Problem requirements = Working through the entries below, find how many lines include "Give", then write only that number.

----------

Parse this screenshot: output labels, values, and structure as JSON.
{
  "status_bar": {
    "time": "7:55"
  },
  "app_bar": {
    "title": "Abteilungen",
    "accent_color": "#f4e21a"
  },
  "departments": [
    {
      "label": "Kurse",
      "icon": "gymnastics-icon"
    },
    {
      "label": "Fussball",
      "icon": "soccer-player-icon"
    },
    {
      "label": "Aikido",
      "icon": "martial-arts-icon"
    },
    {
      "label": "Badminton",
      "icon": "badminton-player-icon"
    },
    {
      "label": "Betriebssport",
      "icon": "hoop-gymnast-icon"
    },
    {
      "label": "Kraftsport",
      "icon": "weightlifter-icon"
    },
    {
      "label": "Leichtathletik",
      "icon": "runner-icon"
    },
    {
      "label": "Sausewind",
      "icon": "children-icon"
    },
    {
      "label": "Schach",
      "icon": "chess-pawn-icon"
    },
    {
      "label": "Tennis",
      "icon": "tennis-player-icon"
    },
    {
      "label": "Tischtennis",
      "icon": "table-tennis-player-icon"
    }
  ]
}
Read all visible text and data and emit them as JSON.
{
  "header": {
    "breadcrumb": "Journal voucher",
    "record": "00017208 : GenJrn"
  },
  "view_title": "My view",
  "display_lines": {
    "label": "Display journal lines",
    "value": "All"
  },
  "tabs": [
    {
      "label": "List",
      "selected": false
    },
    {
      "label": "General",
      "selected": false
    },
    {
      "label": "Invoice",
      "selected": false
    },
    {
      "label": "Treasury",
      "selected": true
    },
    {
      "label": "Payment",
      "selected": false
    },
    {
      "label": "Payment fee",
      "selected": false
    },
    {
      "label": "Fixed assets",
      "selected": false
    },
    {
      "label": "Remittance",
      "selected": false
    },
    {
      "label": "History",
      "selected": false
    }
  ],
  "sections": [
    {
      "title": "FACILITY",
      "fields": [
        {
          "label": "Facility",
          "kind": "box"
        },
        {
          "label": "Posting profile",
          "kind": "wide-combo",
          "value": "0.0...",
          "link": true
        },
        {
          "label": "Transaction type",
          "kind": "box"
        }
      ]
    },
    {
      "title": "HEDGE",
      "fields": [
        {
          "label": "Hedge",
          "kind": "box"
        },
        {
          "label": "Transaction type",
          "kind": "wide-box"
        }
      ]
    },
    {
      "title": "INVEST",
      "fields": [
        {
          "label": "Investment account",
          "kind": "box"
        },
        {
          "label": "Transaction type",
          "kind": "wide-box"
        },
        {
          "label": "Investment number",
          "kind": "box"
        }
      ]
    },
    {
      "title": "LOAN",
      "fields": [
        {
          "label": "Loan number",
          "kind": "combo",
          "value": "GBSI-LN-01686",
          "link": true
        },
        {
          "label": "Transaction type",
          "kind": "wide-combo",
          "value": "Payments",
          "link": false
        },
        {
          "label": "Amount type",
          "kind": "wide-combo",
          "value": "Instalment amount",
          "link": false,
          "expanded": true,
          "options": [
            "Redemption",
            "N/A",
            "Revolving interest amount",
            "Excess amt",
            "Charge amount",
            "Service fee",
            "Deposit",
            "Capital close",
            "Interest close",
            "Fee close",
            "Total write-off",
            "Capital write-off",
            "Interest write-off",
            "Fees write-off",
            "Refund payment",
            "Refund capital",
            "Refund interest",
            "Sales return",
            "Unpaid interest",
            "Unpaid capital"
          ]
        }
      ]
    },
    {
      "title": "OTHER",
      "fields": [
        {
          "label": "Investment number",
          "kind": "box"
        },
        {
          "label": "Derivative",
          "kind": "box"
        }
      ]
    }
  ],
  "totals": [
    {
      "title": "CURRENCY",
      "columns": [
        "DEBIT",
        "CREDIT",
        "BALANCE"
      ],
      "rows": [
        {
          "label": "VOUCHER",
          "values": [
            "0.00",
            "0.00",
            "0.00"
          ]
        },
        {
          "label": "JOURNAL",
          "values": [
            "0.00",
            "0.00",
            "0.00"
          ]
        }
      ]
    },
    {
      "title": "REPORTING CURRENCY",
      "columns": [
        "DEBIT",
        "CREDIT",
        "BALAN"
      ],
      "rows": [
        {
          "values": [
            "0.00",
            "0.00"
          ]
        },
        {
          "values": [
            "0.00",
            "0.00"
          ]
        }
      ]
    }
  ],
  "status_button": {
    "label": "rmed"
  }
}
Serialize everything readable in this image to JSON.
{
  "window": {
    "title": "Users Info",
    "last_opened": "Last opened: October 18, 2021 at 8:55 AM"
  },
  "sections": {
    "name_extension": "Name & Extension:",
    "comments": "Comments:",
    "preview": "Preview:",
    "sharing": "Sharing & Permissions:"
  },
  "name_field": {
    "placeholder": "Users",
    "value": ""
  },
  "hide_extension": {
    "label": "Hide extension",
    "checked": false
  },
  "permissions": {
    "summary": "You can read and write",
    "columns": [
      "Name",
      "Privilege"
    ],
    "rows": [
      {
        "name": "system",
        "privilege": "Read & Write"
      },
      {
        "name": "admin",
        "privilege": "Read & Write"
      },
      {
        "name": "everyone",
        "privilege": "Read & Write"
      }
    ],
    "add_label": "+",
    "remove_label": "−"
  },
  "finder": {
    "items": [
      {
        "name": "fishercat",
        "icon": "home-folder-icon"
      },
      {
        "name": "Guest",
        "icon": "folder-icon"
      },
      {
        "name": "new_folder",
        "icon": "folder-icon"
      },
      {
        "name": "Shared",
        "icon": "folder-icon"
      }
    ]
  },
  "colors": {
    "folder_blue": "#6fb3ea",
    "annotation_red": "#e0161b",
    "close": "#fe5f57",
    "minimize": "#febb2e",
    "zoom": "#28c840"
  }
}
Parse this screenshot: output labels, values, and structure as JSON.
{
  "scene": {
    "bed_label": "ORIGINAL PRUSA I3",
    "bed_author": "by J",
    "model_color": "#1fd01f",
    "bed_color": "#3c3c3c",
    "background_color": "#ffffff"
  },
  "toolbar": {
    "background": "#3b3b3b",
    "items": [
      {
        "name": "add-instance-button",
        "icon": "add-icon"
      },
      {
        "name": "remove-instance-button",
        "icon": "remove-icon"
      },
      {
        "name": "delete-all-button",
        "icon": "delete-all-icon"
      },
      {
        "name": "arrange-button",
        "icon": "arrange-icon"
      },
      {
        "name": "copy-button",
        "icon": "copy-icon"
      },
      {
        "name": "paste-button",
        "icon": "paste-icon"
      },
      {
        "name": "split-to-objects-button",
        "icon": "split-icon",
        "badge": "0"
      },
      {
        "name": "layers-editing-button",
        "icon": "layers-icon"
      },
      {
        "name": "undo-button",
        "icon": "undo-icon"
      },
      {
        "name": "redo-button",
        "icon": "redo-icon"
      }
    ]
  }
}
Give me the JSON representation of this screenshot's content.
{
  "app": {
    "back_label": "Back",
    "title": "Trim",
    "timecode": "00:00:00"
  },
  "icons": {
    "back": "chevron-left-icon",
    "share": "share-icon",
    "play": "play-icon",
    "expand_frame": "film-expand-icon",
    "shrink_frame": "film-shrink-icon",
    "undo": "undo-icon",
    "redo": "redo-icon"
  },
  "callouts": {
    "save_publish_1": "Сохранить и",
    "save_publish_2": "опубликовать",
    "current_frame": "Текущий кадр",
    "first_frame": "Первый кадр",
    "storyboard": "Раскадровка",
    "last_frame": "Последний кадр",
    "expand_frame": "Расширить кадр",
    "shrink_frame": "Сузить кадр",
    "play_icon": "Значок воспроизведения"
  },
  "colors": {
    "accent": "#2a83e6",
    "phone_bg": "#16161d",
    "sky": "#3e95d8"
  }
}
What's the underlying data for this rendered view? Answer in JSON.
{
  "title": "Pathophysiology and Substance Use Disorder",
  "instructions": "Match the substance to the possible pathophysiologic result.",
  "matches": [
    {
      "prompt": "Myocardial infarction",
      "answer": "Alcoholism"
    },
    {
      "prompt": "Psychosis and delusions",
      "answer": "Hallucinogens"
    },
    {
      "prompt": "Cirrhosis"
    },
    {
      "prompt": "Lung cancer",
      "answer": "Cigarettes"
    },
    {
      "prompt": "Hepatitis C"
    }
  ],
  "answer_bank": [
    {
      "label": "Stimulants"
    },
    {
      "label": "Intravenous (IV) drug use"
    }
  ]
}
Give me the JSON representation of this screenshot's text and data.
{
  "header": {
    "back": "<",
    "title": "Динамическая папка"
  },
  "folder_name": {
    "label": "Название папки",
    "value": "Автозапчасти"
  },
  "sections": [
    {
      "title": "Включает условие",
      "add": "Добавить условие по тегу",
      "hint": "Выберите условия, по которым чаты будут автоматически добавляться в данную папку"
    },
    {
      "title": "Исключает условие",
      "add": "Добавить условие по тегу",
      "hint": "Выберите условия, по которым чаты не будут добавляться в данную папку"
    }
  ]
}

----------

Problem solution = 2